McDowell has gone beyond, way beyond.
Her life story deepens when she tells about her father's trying to protect a gold claim in Nome with a six-shooter, only to lose it when he got pneumonia.
It skims past her husbands, though the third one lasted 20 years.
But, "Oh! Here's something interesting!" It's a photo of her in front of the Taj Mahal as a member of the Yoga Movement.
She went to Sri Lanka when she was in her 60s; stayed at the summer home of the ground-breaking psychologist Carl Jung in Switzerland; and lived as a bald-pated nun at a guru's retreat in Hawaii.
The guru sent her on a mission she couldn't complete: back to Alaska to get herself excommunicated by the Catholic Church. Failing miserably at that, she didn't bother with Part 2 - getting thrown out by the Episcopalians.
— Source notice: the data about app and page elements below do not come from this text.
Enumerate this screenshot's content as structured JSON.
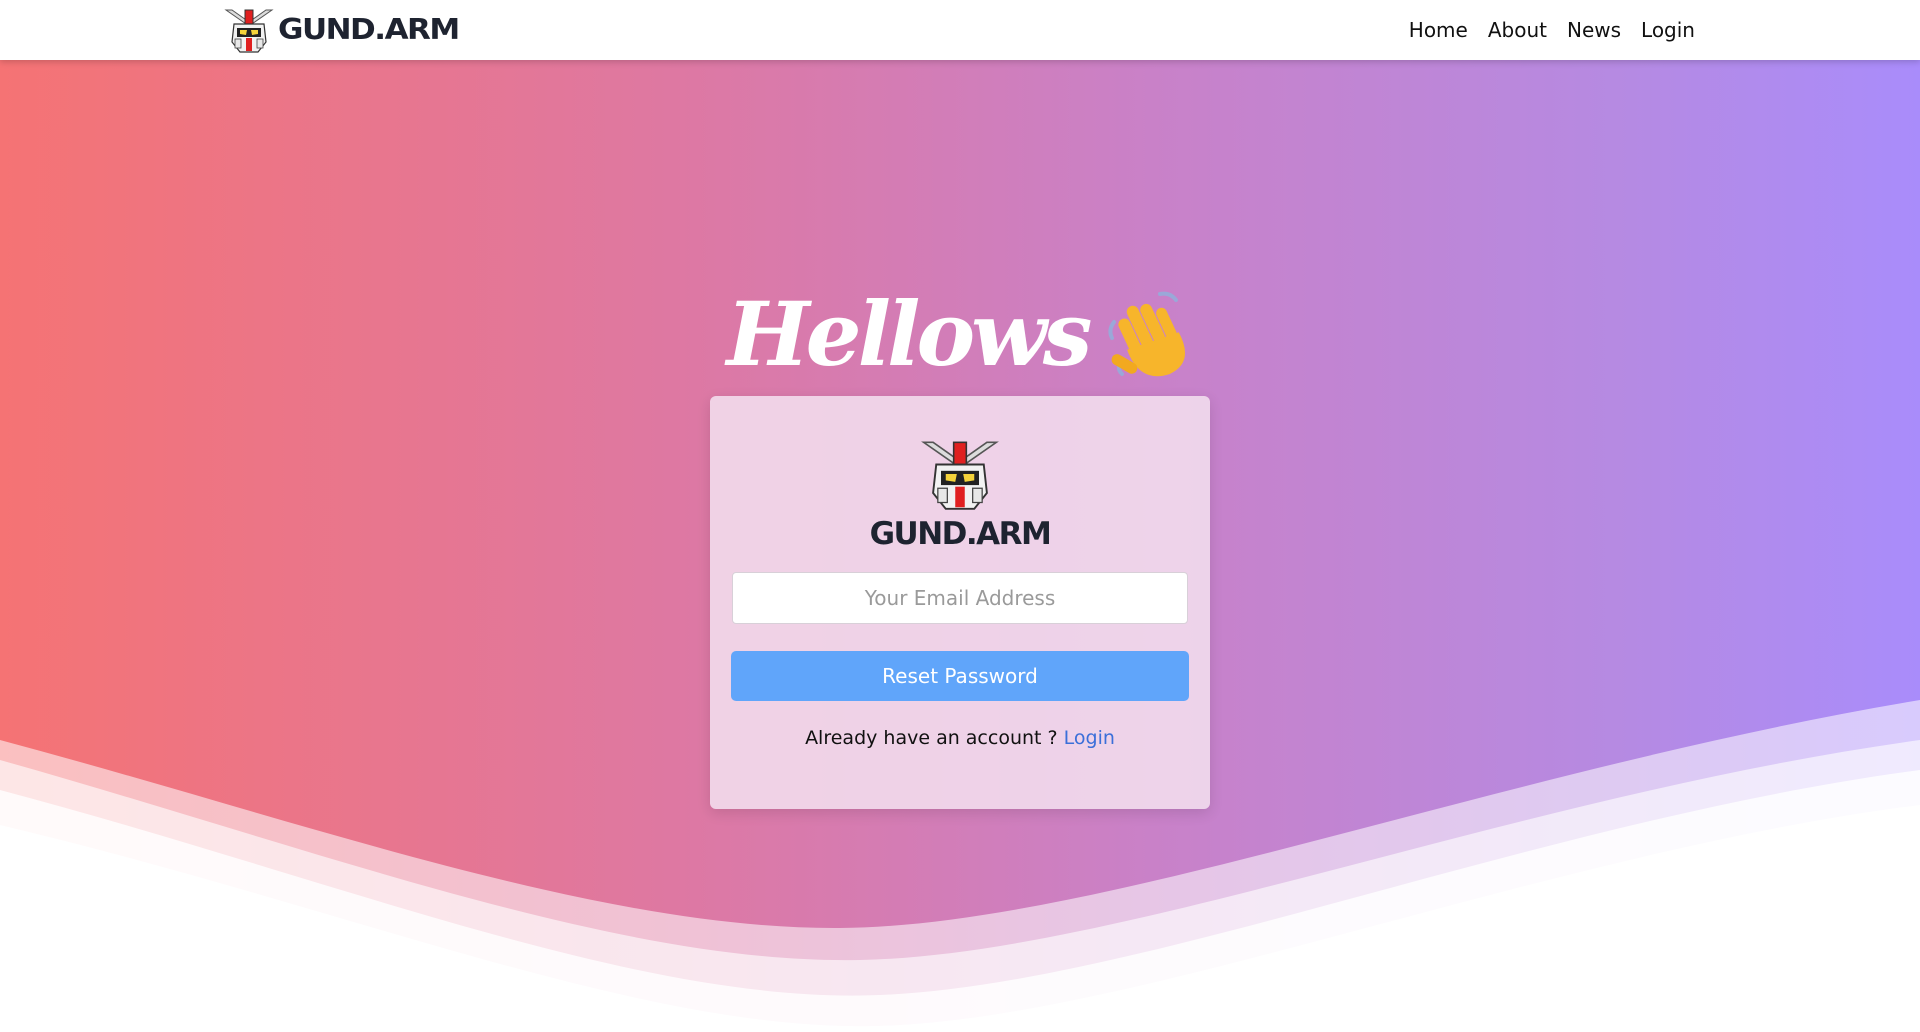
{
  "navbar": {
    "brand": "GUND.ARM",
    "links": [
      {
        "label": "Home"
      },
      {
        "label": "About"
      },
      {
        "label": "News"
      },
      {
        "label": "Login"
      }
    ]
  },
  "hero": {
    "heading": "Hellows",
    "heading_emoji": "waving-hand-icon"
  },
  "card": {
    "brand": "GUND.ARM",
    "email": {
      "placeholder": "Your Email Address",
      "value": ""
    },
    "reset_button": "Reset Password",
    "account_prompt": "Already have an account ?",
    "login_link": "Login"
  },
  "colors": {
    "gradient_left": "#f57374",
    "gradient_right": "#a98cfb",
    "button": "#60a5fa",
    "link": "#3b6fd9",
    "brand_text": "#1e2330"
  }
}
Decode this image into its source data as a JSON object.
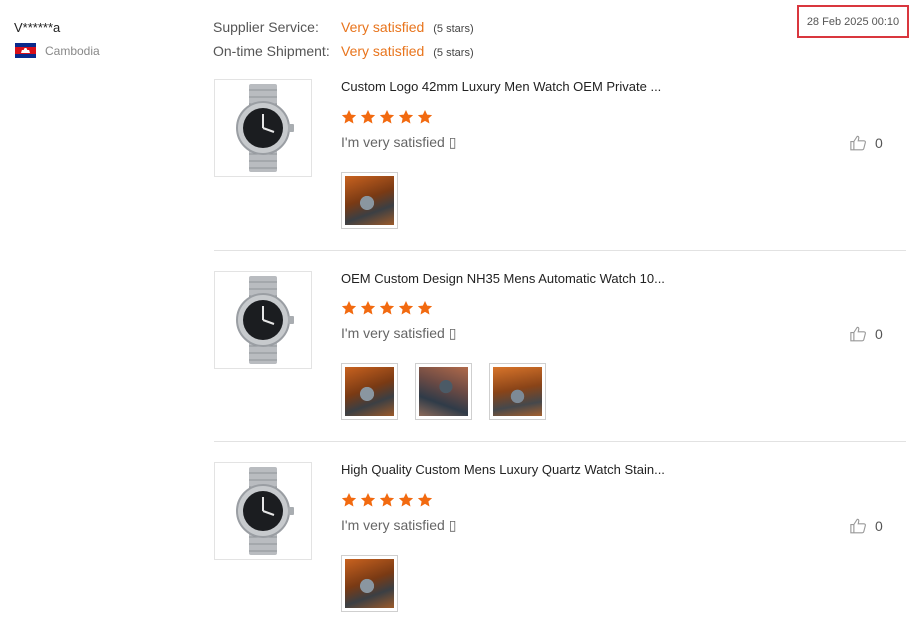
{
  "reviewer": {
    "name": "V******a",
    "country": "Cambodia",
    "flag_icon": "cambodia-flag-icon"
  },
  "ratings": [
    {
      "label": "Supplier Service:",
      "value": "Very satisfied",
      "stars": "(5 stars)"
    },
    {
      "label": "On-time Shipment:",
      "value": "Very satisfied",
      "stars": "(5 stars)"
    }
  ],
  "review_date": "28 Feb 2025 00:10",
  "colors": {
    "accent": "#e8741c",
    "star": "#f26a10",
    "highlight_border": "#d9363e"
  },
  "products": [
    {
      "title": "Custom Logo 42mm Luxury Men Watch OEM Private ...",
      "rating": 5,
      "comment": "I'm very satisfied ▯",
      "likes": "0",
      "photo_count": 1
    },
    {
      "title": "OEM Custom Design NH35 Mens Automatic Watch 10...",
      "rating": 5,
      "comment": "I'm very satisfied ▯",
      "likes": "0",
      "photo_count": 3
    },
    {
      "title": "High Quality Custom Mens Luxury Quartz Watch Stain...",
      "rating": 5,
      "comment": "I'm very satisfied ▯",
      "likes": "0",
      "photo_count": 1
    }
  ]
}
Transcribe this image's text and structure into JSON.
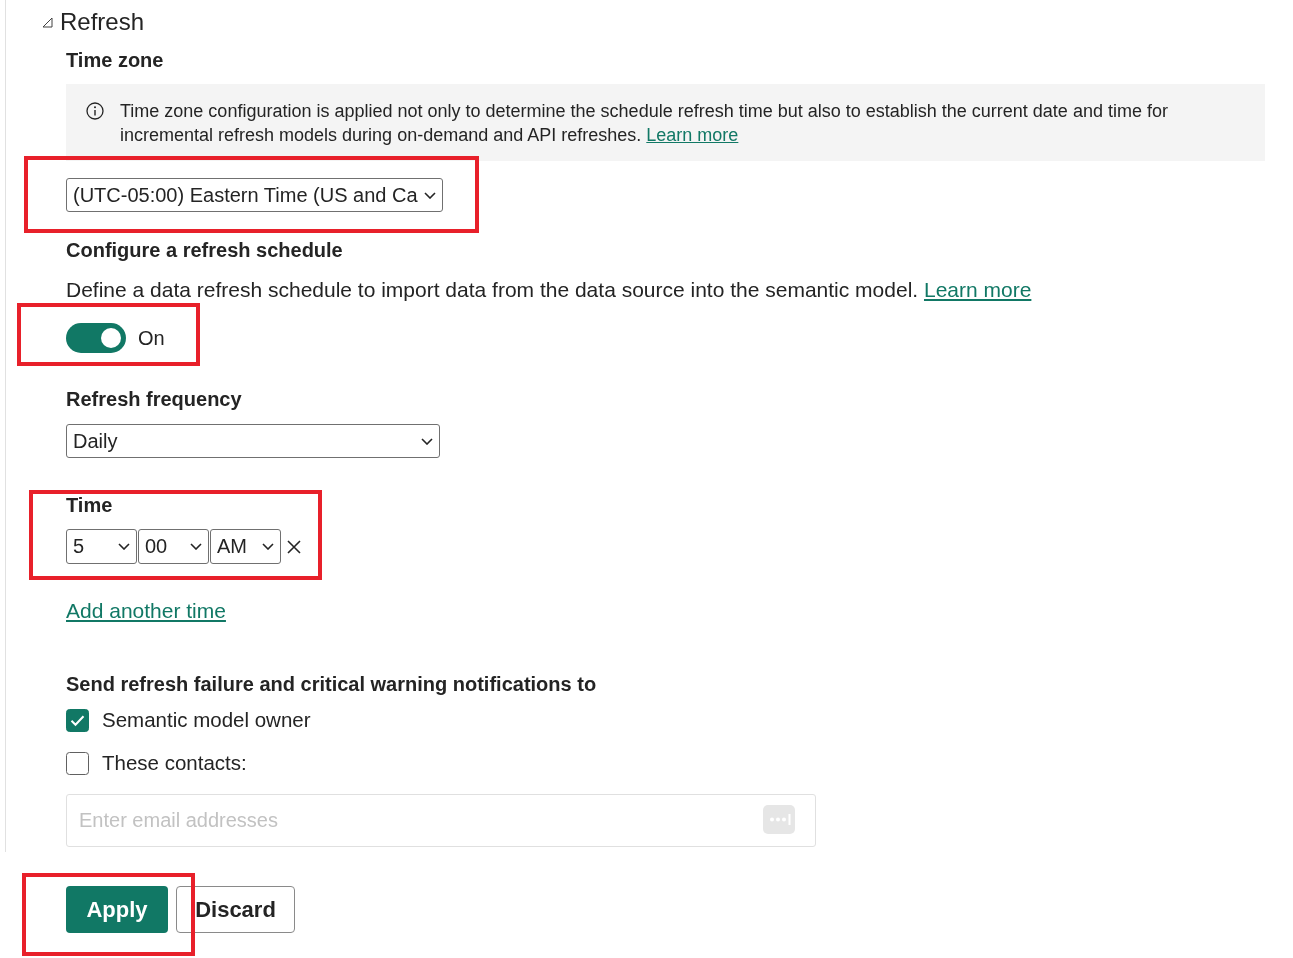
{
  "section": {
    "title": "Refresh",
    "expanded": true
  },
  "time_zone": {
    "label": "Time zone",
    "info": "Time zone configuration is applied not only to determine the schedule refresh time but also to establish the current date and time for incremental refresh models during on-demand and API refreshes.",
    "info_link": "Learn more",
    "value": "(UTC-05:00) Eastern Time (US and Ca",
    "highlighted": true
  },
  "schedule": {
    "title": "Configure a refresh schedule",
    "description": "Define a data refresh schedule to import data from the data source into the semantic model.",
    "link": "Learn more",
    "toggle": {
      "label": "On",
      "on": true,
      "highlighted": true
    }
  },
  "frequency": {
    "label": "Refresh frequency",
    "value": "Daily"
  },
  "time": {
    "label": "Time",
    "highlighted": true,
    "slots": [
      {
        "hour": "5",
        "minute": "00",
        "period": "AM"
      }
    ],
    "add_link": "Add another time"
  },
  "notifications": {
    "title": "Send refresh failure and critical warning notifications to",
    "options": [
      {
        "label": "Semantic model owner",
        "checked": true
      },
      {
        "label": "These contacts:",
        "checked": false
      }
    ],
    "email": {
      "placeholder": "Enter email addresses"
    }
  },
  "buttons": [
    {
      "label": "Apply",
      "kind": "primary",
      "highlighted": true
    },
    {
      "label": "Discard",
      "kind": "secondary",
      "highlighted": false
    }
  ]
}
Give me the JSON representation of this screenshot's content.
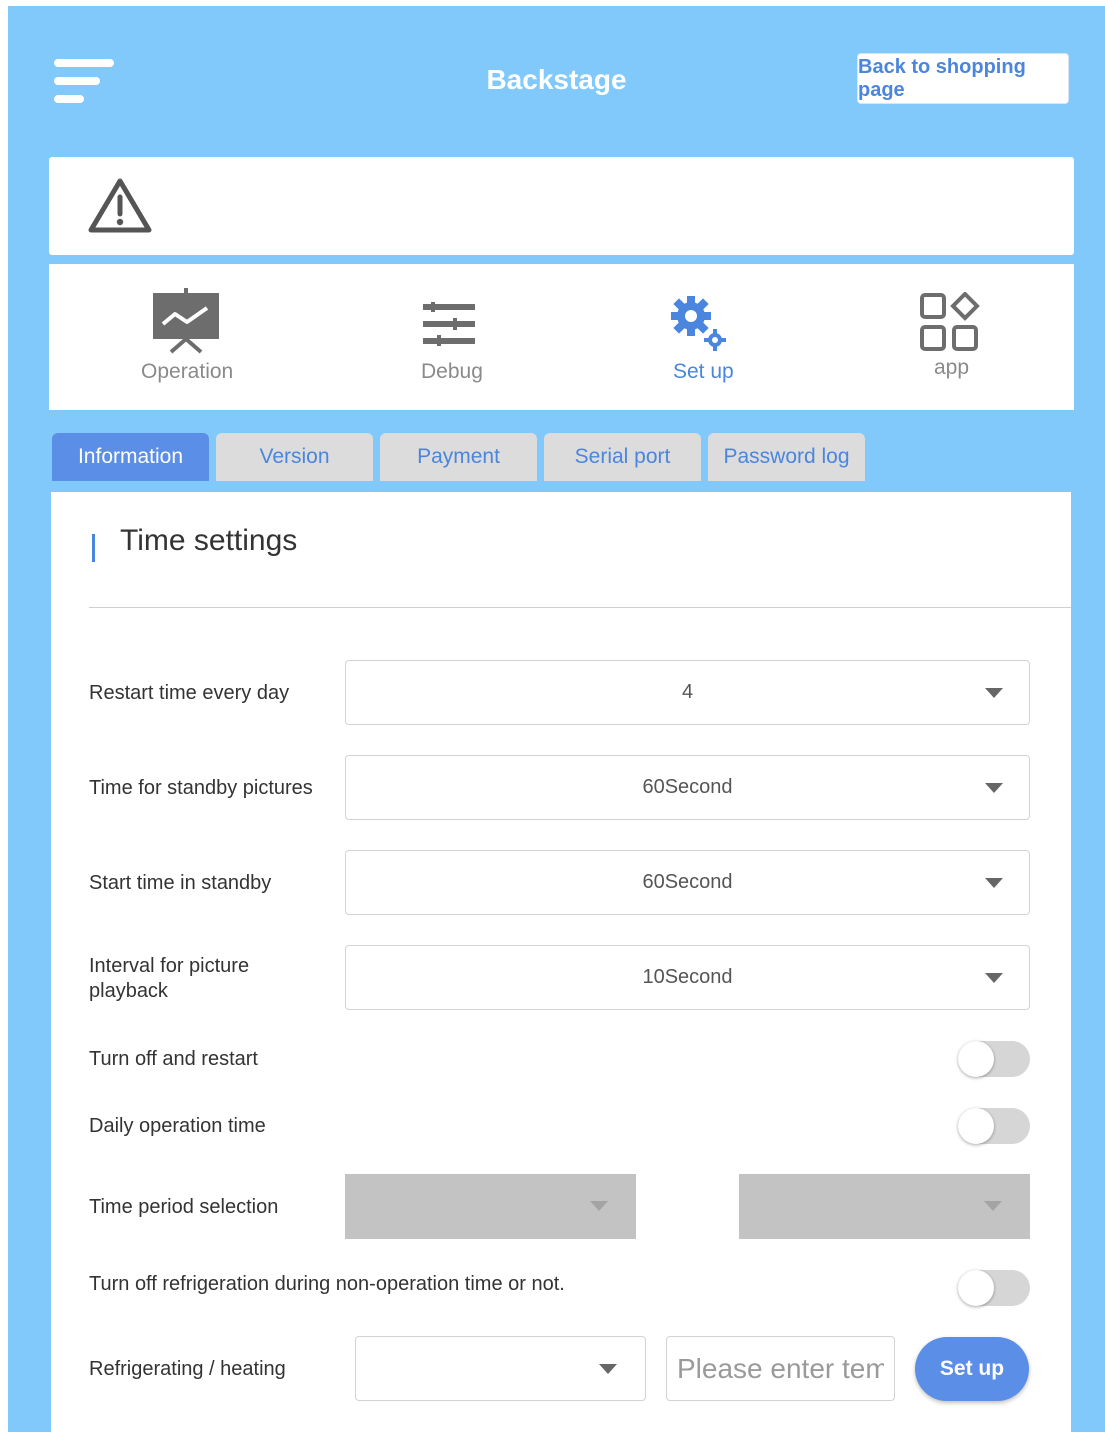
{
  "header": {
    "title": "Backstage",
    "back_button": "Back to shopping page"
  },
  "main_nav": [
    {
      "label": "Operation",
      "icon": "presentation-chart-icon"
    },
    {
      "label": "Debug",
      "icon": "sliders-icon"
    },
    {
      "label": "Set up",
      "icon": "gears-icon",
      "active": true
    },
    {
      "label": "app",
      "icon": "apps-grid-icon"
    }
  ],
  "tabs": [
    {
      "label": "Information",
      "active": true
    },
    {
      "label": "Version"
    },
    {
      "label": "Payment"
    },
    {
      "label": "Serial port"
    },
    {
      "label": "Password log"
    }
  ],
  "section": {
    "title": "Time settings"
  },
  "settings": {
    "restart_time": {
      "label": "Restart time every day",
      "value": "4"
    },
    "standby_pictures": {
      "label": "Time for standby pictures",
      "value": "60Second"
    },
    "standby_start": {
      "label": "Start time in standby",
      "value": "60Second"
    },
    "picture_interval": {
      "label": "Interval for picture playback",
      "value": "10Second"
    },
    "turn_off_restart": {
      "label": "Turn off and restart",
      "enabled": false
    },
    "daily_operation": {
      "label": "Daily operation time",
      "enabled": false
    },
    "time_period": {
      "label": "Time period selection",
      "start": "",
      "end": ""
    },
    "refrigeration_off": {
      "label": "Turn off refrigeration during non-operation time or not.",
      "enabled": false
    },
    "refrigerating": {
      "label": "Refrigerating / heating",
      "mode": "",
      "placeholder": "Please enter temperature",
      "button": "Set up"
    }
  },
  "colors": {
    "background": "#81c9fb",
    "accent": "#4a86de",
    "active_tab": "#5b8ee7",
    "toggle_off": "#d6d6d6"
  }
}
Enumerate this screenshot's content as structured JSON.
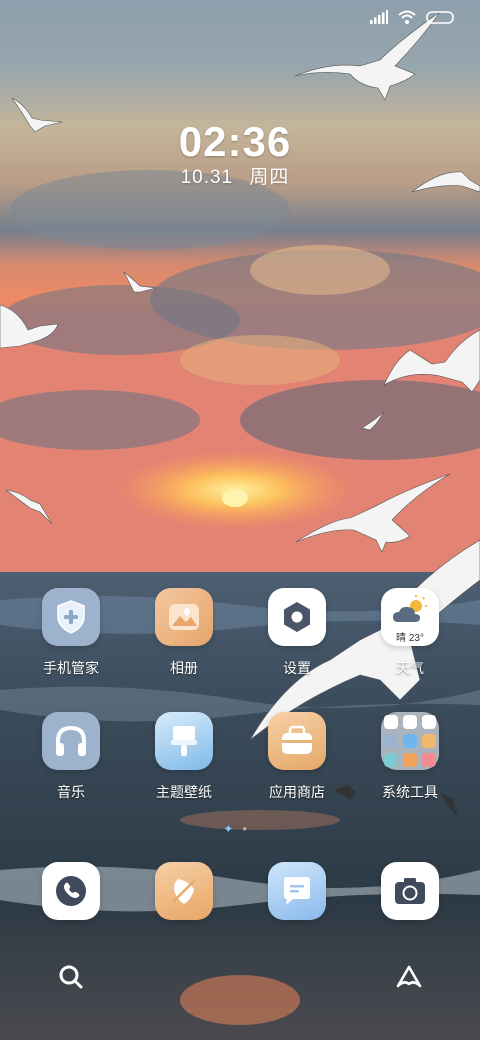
{
  "clock": {
    "time": "02:36",
    "date": "10.31",
    "weekday": "周四"
  },
  "apps": [
    {
      "id": "phone-manager",
      "label": "手机管家",
      "icon": "shield-plus-icon"
    },
    {
      "id": "gallery",
      "label": "相册",
      "icon": "gallery-icon"
    },
    {
      "id": "settings",
      "label": "设置",
      "icon": "gear-icon"
    },
    {
      "id": "weather",
      "label": "天气",
      "icon": "weather-icon",
      "badge": "晴 23°"
    },
    {
      "id": "music",
      "label": "音乐",
      "icon": "headphones-icon"
    },
    {
      "id": "themes",
      "label": "主题壁纸",
      "icon": "brush-icon"
    },
    {
      "id": "app-store",
      "label": "应用商店",
      "icon": "store-icon"
    },
    {
      "id": "system-tools",
      "label": "系统工具",
      "icon": "folder-icon"
    }
  ],
  "dock": [
    {
      "id": "phone",
      "icon": "phone-icon"
    },
    {
      "id": "browser",
      "icon": "compass-icon"
    },
    {
      "id": "messages",
      "icon": "message-icon"
    },
    {
      "id": "camera",
      "icon": "camera-icon"
    }
  ],
  "colors": {
    "sky_top": "#8ea0ad",
    "sunset": "#e88a5a",
    "sea": "#2e3e4c"
  }
}
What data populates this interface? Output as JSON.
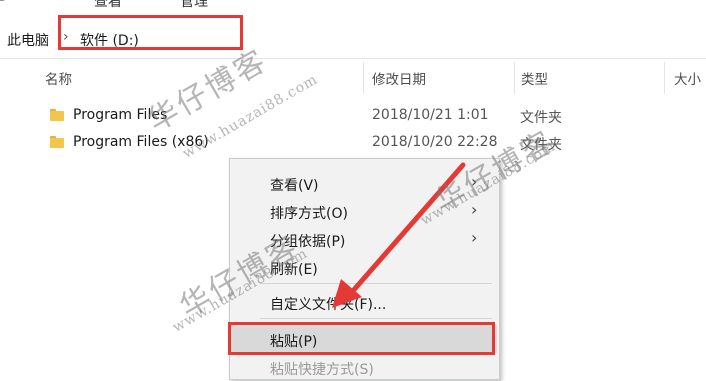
{
  "ribbon": {
    "tab_view": "查看",
    "tab_manage": "管理"
  },
  "breadcrumb": {
    "root": "此电脑",
    "separator": "›",
    "drive": "软件 (D:)"
  },
  "columns": {
    "name": "名称",
    "modified": "修改日期",
    "type": "类型",
    "size": "大小"
  },
  "files": [
    {
      "name": "Program Files",
      "modified": "2018/10/21 1:01",
      "type": "文件夹"
    },
    {
      "name": "Program Files (x86)",
      "modified": "2018/10/20 22:28",
      "type": "文件夹"
    }
  ],
  "context_menu": {
    "view": "查看(V)",
    "sort_by": "排序方式(O)",
    "group_by": "分组依据(P)",
    "refresh": "刷新(E)",
    "customize": "自定义文件夹(F)...",
    "paste": "粘贴(P)",
    "paste_shortcut": "粘贴快捷方式(S)"
  },
  "watermark": {
    "title": "华仔博客",
    "url": "www.huazai88.com"
  },
  "colors": {
    "highlight_red": "#e53935",
    "folder_yellow": "#f3c54d",
    "menu_bg": "#f2f2f2"
  },
  "icons": {
    "folder": "folder-icon",
    "submenu": "chevron-right-icon",
    "breadcrumb_sep": "chevron-right-icon"
  }
}
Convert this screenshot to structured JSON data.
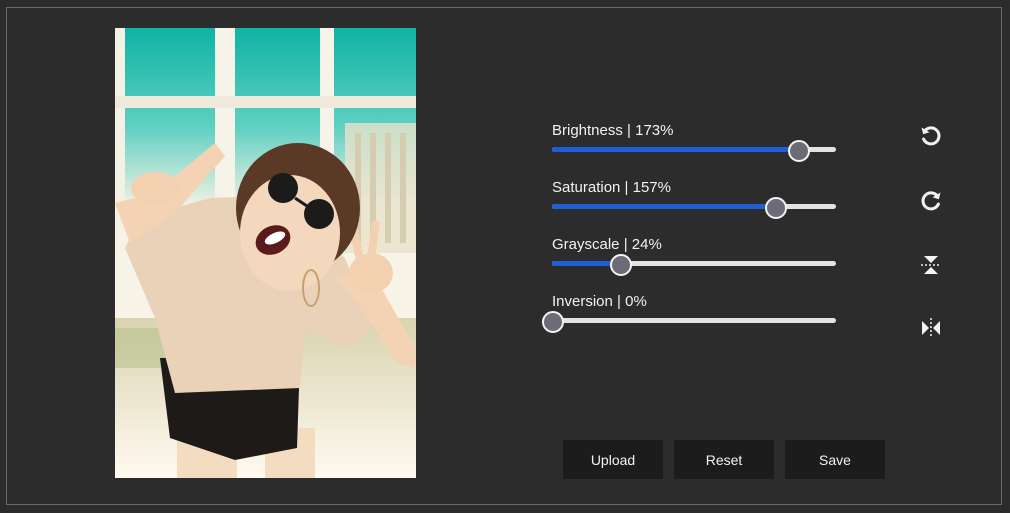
{
  "adjustments": [
    {
      "name": "Brightness",
      "label": "Brightness | 173%",
      "value": 173,
      "min": 0,
      "max": 200
    },
    {
      "name": "Saturation",
      "label": "Saturation | 157%",
      "value": 157,
      "min": 0,
      "max": 200
    },
    {
      "name": "Grayscale",
      "label": "Grayscale | 24%",
      "value": 24,
      "min": 0,
      "max": 100
    },
    {
      "name": "Inversion",
      "label": "Inversion | 0%",
      "value": 0,
      "min": 0,
      "max": 100
    }
  ],
  "tools": [
    {
      "icon": "rotate-left-icon"
    },
    {
      "icon": "rotate-right-icon"
    },
    {
      "icon": "flip-vertical-icon"
    },
    {
      "icon": "flip-horizontal-icon"
    }
  ],
  "buttons": {
    "upload": "Upload",
    "reset": "Reset",
    "save": "Save"
  },
  "colors": {
    "background": "#2b2b2b",
    "accent": "#1f5fd6",
    "track": "#e3e3e3",
    "button": "#1c1c1c"
  }
}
Religious leaders can be helpful, but they also can reach a point where they wrongly believe they know everything, she says.
"I assume too much," she explains about her spiritual journey. "I have to learn to trust myself rather than other people."
Her search has included involvement with the Harmony, Inner Peace Movements and something called Ascension, which she still attends weekly for personal growth.
All of it has helped her form her own opinion, which includes responding positively to life.
" In her studio apartment that's dominated by the "Cellerciser," McDowell has tacked up an eye chart she uses to improve her sight.
Tap, tap, tap, she shows how she folds the flap of her ear over the ear hole and then taps lightly, an exercise taken from Chinese medicine that she believes helps her hearing.
Until she's ready to leave this "Earthly plain" she finds so interesting, McDowell will live life to its flexible fullest.
One of the stories she tells about coming out of Alaska for the first time at age 11 on July 19, 1917, reflects the energy and enthusiasm she still holds.
Though it was a hot summer day, she traveled from the Seattle dock to Portland with her father and aunt in her Nome finest, long johns, a wool petticoat, boy's knickers, a green corduroy dress and a black plush coat.
Watching vaudeville for the first time, seeing acts that included lions and tigers, she nearly brought down the balcony with her bouncing.
"What are they going to do next!" she shows now how she shouted, an 11-year-old bursting from her 94-year-old frame. "What are they going to do next!"
Sherry Stripling may be reached at 206-464-2520 or at Sstripling@Seattletimes.com
Lifetime Learning Center classes
Spring quarter at the Lifetime Learning Center begins March 19 for 40 classes ranging from gardening to computers. Cost per class is $15 with a $25 quarterly registration fee. Call 206-985-3904. The 25-year-old LLC is at 6208 60th Ave. N.E.